It was spotted at 99.27.
This represents a real fall from grace for the greenback, which had previously been seen at its best position in over three years just last March.
Then, it was spotted at 102.99.
It reached this high point at a time when central banks across the globe were rolling out a range of economic stimulus packages designed to help countries deal with the economic fall out of the coronavirus crisis.
Even beyond the ECB’s decision, however, central banking remained in focus as the last day of forex trading occurred in one of the most unusual Aprils on record.
The Federal Reserve, which is the US central bank, announced on Thursday that its so-called “Main Street Lending Program”, which is designed to provide coronavirus-related finance to small and medium-sized enterprises, would be extended further.
This came after the central bank announced on Wednesday that it would hold interest rates in their current low position.
Friday afternoon looks set to be fairly busy in the forex markets, and the US is likely to remain in focus.
A series of ISM manufacturing indices for April will be out at 2pm GMT.
One of these will be the employment index, which is set to show a change from 43.8 to 37.
The purchasing managers’ index (PMI), meanwhile, will be out at the same time and is expected to show a change from 49.1 to 36.9.
Looking ahead to Monday of next week, in China there will be a manufacturing PMI release from Caixin, covering April.
This is due to come out at 1:45am GMT and is set to show a change from 49.4 to 50.3.
In the afternoon, US factory orders data for March is expected at 2pm GMT.
This looks set to show a month on month change from 0% to -9.5%.
Trading volumes may be thinner in Japan over the coming days due to a series of bank holidays.

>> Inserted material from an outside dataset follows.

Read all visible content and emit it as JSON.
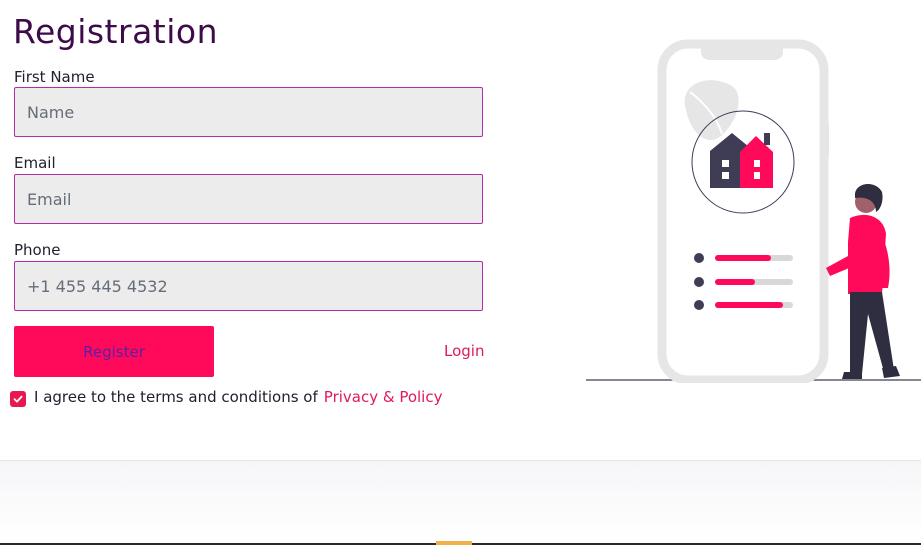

One of these will be Children’s Day, which is scheduled to take place on Monday.
Constitution Day, meanwhile, is set to take place over the weekend.